Anyone who provides services for the NHS can raise a concern, including current (and former) employees, agency workers (and others on short or insecure contracts such as locums and bank staff), contractors (including third-sector service providers), trainees and students, volunteers, non-executive directors, and anyone working alongside NHS staff, such as those in health and social care partnerships. A person raising a concern has usually witnessed an event, but they may have no direct personal involvement in the issue they are raising.
If the person does not want to use this procedure, please see the section on confidentiality.
More than one person can raise the same concern, either individually or together. Anyone receiving a concern must make sure they understand who wants to achieve what, and whether everyone wants to be kept informed and updated on the progress of any investigation.
It is important for everyone involved in this procedure to be aware that some people may feel at greater risk than others as a result of raising a concern. For example:
- employees whose employment may be less secure, such as agency staff or those who need a visa to work in the UK
- students and others who are due to be assessed on their work
- people from any of the recognised equalities groups.
Some people may consider themselves to be more likely to be treated unfairly as a result of raising a concern, particularly if they are in more than one of the above groups. It is particularly important to make sure people are aware of the support available through this procedure, and that any concerns they raise are treated seriously.

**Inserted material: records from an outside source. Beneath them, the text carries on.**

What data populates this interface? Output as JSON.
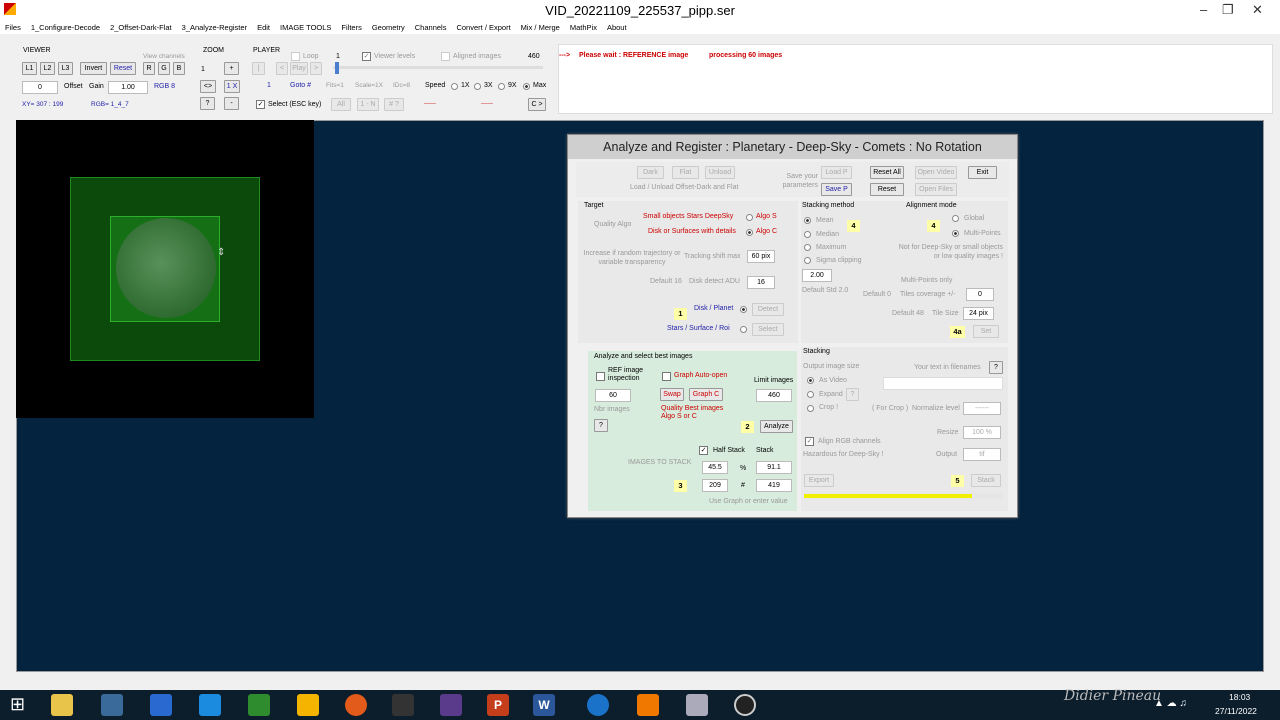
{
  "window": {
    "title": "VID_20221109_225537_pipp.ser"
  },
  "menu": [
    "Files",
    "1_Configure-Decode",
    "2_Offset-Dark-Flat",
    "3_Analyze-Register",
    "Edit",
    "IMAGE TOOLS",
    "Filters",
    "Geometry",
    "Channels",
    "Convert / Export",
    "Mix / Merge",
    "MathPix",
    "About"
  ],
  "viewer": {
    "label": "VIEWER",
    "view_channels": "View channels",
    "l1": "L1",
    "l2": "L2",
    "l3": "L3",
    "invert": "Invert",
    "reset": "Reset",
    "r": "R",
    "g": "G",
    "b": "B",
    "offset_value": "0",
    "offset": "Offset",
    "gain": "Gain",
    "gain_value": "1.00",
    "rgb": "RGB 8",
    "xy": "XY= 307 : 199",
    "rgbv": "RGB= 1_4_7"
  },
  "zoom": {
    "label": "ZOOM",
    "value": "1",
    "plus": "+",
    "swap": "<>",
    "one": "1 X",
    "q": "?",
    "minus": "-"
  },
  "player": {
    "label": "PLAYER",
    "loop": "Loop",
    "loop_val": "1",
    "viewer_levels": "Viewer levels",
    "aligned": "Aligned images",
    "count": "460",
    "play": "Play",
    "frame": "1",
    "goto": "Goto #",
    "fits": "Fits=1",
    "scale": "Scale=1X",
    "idc": "IDc=8",
    "speed": "Speed",
    "s1": "1X",
    "s3": "3X",
    "s9": "9X",
    "max": "Max",
    "select": "Select (ESC key)",
    "all": "All",
    "in": "1 - N",
    "hash": "# ?",
    "next": "C >",
    "dashes1": "------",
    "dashes2": "------"
  },
  "message": {
    "prefix": "--->",
    "text": "Please wait :  REFERENCE image",
    "proc": "processing 60 images"
  },
  "panel": {
    "title": "Analyze and Register :    Planetary - Deep-Sky - Comets  :   No Rotation",
    "dark": "Dark",
    "flat": "Flat",
    "unload": "Unload",
    "load_text": "Load / Unload Offset-Dark and Flat",
    "save_params": "Save your parameters",
    "loadp": "Load P",
    "savep": "Save P",
    "resetall": "Reset All",
    "reset": "Reset",
    "openvideo": "Open Video",
    "openfiles": "Open Files",
    "exit": "Exit",
    "target": "Target",
    "quality": "Quality Algo",
    "small": "Small objects  Stars  DeepSky",
    "algos": "Algo S",
    "disk": "Disk or Surfaces with details",
    "algoc": "Algo C",
    "increase": "Increase if random trajectory or variable transparency",
    "tracking": "Tracking shift max",
    "tracking_val": "60 pix",
    "default16": "Default 16",
    "diskdetect": "Disk detect ADU",
    "diskdetect_val": "16",
    "b1": "1",
    "diskplanet": "Disk / Planet",
    "detect": "Detect",
    "stars": "Stars / Surface / Roi",
    "select": "Select",
    "stacking_method": "Stacking method",
    "mean": "Mean",
    "median": "Median",
    "maximum": "Maximum",
    "sigma": "Sigma clipping",
    "sigma_val": "2.00",
    "default_std": "Default Std 2.0",
    "b4": "4",
    "alignment": "Alignment mode",
    "global": "Global",
    "multipoints": "Multi-Points",
    "b4b": "4",
    "not_for": "Not for Deep-Sky or small objects or low quality images !",
    "mp_only": "Multi-Points only",
    "default0": "Default 0",
    "tiles_cov": "Tiles coverage +/-",
    "tiles_val": "0",
    "default48": "Default 48",
    "tilesize": "Tile Size",
    "tilesize_val": "24 pix",
    "b4a": "4a",
    "set": "Set",
    "analyze_title": "Analyze and select best images",
    "ref": "REF image inspection",
    "graph_auto": "Graph Auto-open",
    "limit": "Limit images",
    "limit_val": "460",
    "n60": "60",
    "swap": "Swap",
    "graphc": "Graph C",
    "nbr": "Nbr images",
    "quality_best": "Quality Best images",
    "algosc": "Algo S or C",
    "q": "?",
    "b2": "2",
    "analyze": "Analyze",
    "halfstack": "Half Stack",
    "stack": "Stack",
    "images_to_stack": "IMAGES TO STACK",
    "pct1": "45.5",
    "pct": "%",
    "pct2": "91.1",
    "b3": "3",
    "n1": "209",
    "hash": "#",
    "n2": "419",
    "use_graph": "Use Graph or enter value",
    "stacking": "Stacking",
    "output_size": "Output  image size",
    "as_video": "As Video",
    "expand": "Expand",
    "crop": "Crop !",
    "q2": "?",
    "your_text": "Your text in filenames",
    "q3": "?",
    "for_crop": "( For Crop )",
    "normalize": "Normalize level",
    "norm_val": "------",
    "resize": "Resize",
    "resize_val": "100 %",
    "align_rgb": "Align RGB channels",
    "hazard": "Hazardous for Deep-Sky !",
    "output": "Output",
    "output_val": "tif",
    "export": "Export",
    "b5": "5",
    "stackbtn": "Stack"
  },
  "taskbar": {
    "time": "18:03",
    "date": "27/11/2022",
    "watermark": "Didier Pineau"
  },
  "colors": {
    "accent_red": "#cc0000",
    "accent_blue": "#2222aa",
    "progress": "#f0f000"
  }
}
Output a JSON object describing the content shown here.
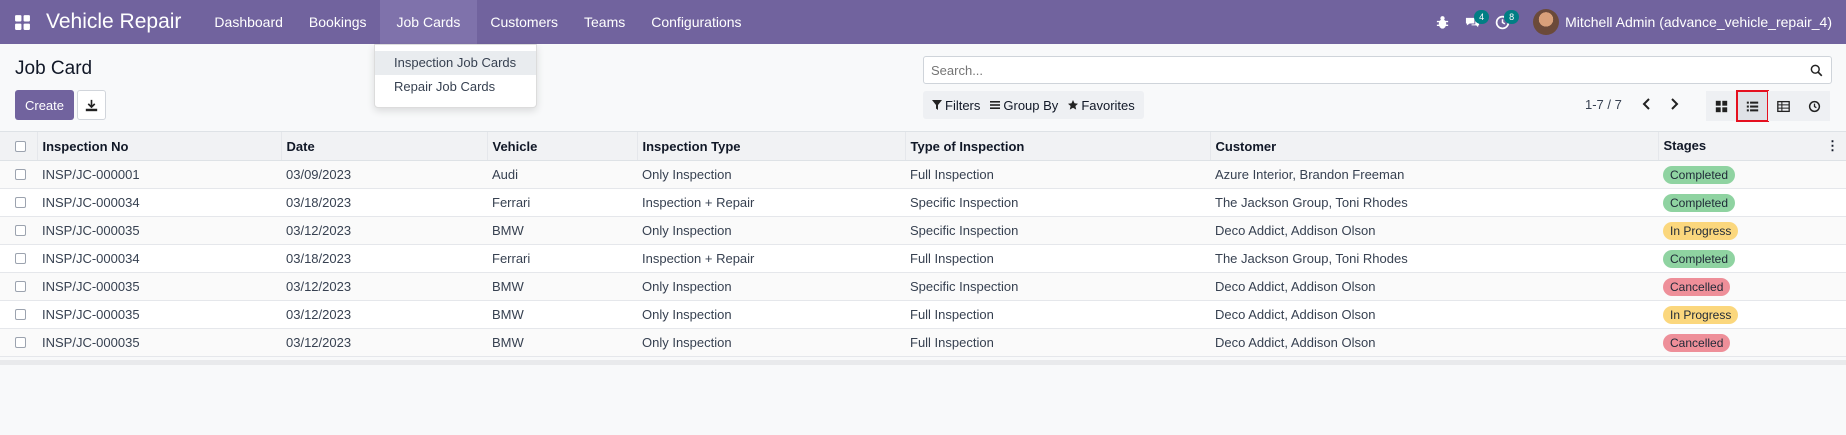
{
  "navbar": {
    "app_name": "Vehicle Repair",
    "menu": [
      "Dashboard",
      "Bookings",
      "Job Cards",
      "Customers",
      "Teams",
      "Configurations"
    ],
    "messages_count": "4",
    "activities_count": "8",
    "user_name": "Mitchell Admin (advance_vehicle_repair_4)",
    "color": "#71639e"
  },
  "dropdown": {
    "items": [
      "Inspection Job Cards",
      "Repair Job Cards"
    ]
  },
  "control": {
    "title": "Job Card",
    "create_label": "Create",
    "search_placeholder": "Search...",
    "filters_label": "Filters",
    "groupby_label": "Group By",
    "favorites_label": "Favorites",
    "pager": "1-7 / 7"
  },
  "table": {
    "headers": [
      "Inspection No",
      "Date",
      "Vehicle",
      "Inspection Type",
      "Type of Inspection",
      "Customer",
      "Stages"
    ],
    "rows": [
      [
        "INSP/JC-000001",
        "03/09/2023",
        "Audi",
        "Only Inspection",
        "Full Inspection",
        "Azure Interior, Brandon Freeman",
        "Completed"
      ],
      [
        "INSP/JC-000034",
        "03/18/2023",
        "Ferrari",
        "Inspection + Repair",
        "Specific Inspection",
        "The Jackson Group, Toni Rhodes",
        "Completed"
      ],
      [
        "INSP/JC-000035",
        "03/12/2023",
        "BMW",
        "Only Inspection",
        "Specific Inspection",
        "Deco Addict, Addison Olson",
        "In Progress"
      ],
      [
        "INSP/JC-000034",
        "03/18/2023",
        "Ferrari",
        "Inspection + Repair",
        "Full Inspection",
        "The Jackson Group, Toni Rhodes",
        "Completed"
      ],
      [
        "INSP/JC-000035",
        "03/12/2023",
        "BMW",
        "Only Inspection",
        "Specific Inspection",
        "Deco Addict, Addison Olson",
        "Cancelled"
      ],
      [
        "INSP/JC-000035",
        "03/12/2023",
        "BMW",
        "Only Inspection",
        "Full Inspection",
        "Deco Addict, Addison Olson",
        "In Progress"
      ],
      [
        "INSP/JC-000035",
        "03/12/2023",
        "BMW",
        "Only Inspection",
        "Full Inspection",
        "Deco Addict, Addison Olson",
        "Cancelled"
      ]
    ],
    "stage_colors": {
      "Completed": "#8fd3a1",
      "In Progress": "#fbd77d",
      "Cancelled": "#ee8f99"
    }
  }
}
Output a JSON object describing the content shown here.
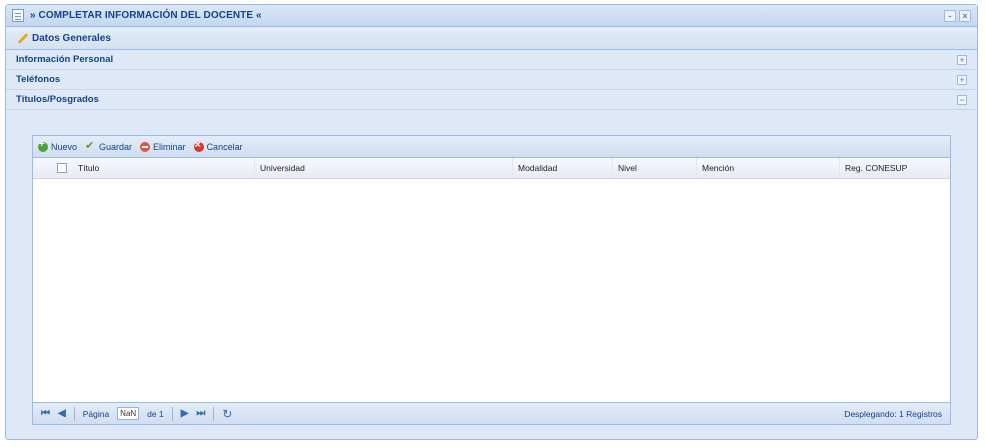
{
  "window": {
    "title": "» COMPLETAR INFORMACIÓN DEL DOCENTE «",
    "tools": {
      "minimize": "-",
      "close": "×"
    }
  },
  "section": {
    "title": "Datos Generales"
  },
  "accordion": [
    {
      "label": "Información Personal",
      "toggle": "+"
    },
    {
      "label": "Teléfonos",
      "toggle": "+"
    },
    {
      "label": "Títulos/Posgrados",
      "toggle": "−"
    }
  ],
  "toolbar": {
    "new_label": "Nuevo",
    "save_label": "Guardar",
    "delete_label": "Eliminar",
    "cancel_label": "Cancelar"
  },
  "grid": {
    "columns": [
      "Título",
      "Universidad",
      "Modalidad",
      "Nivel",
      "Mención",
      "Reg. CONESUP"
    ]
  },
  "pager": {
    "first": "⏮",
    "prev": "◀",
    "page_label": "Página",
    "page_value": "NaN",
    "of_label": "de 1",
    "next": "▶",
    "last": "⏭",
    "status": "Desplegando: 1 Registros"
  },
  "colors": {
    "header_blue": "#15428b",
    "panel_bg": "#dfe8f6",
    "border": "#99bbe8"
  }
}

If the person is raising a concern about a service that is not their employer, for example, a district nurse working in a GP service, a locum pharmacist working for an agency, or a care assistant working within an HSCP service, they must be able to raise concerns either direct with their employer or within the service itself, and they must have full access to the National Whistleblowing Standards.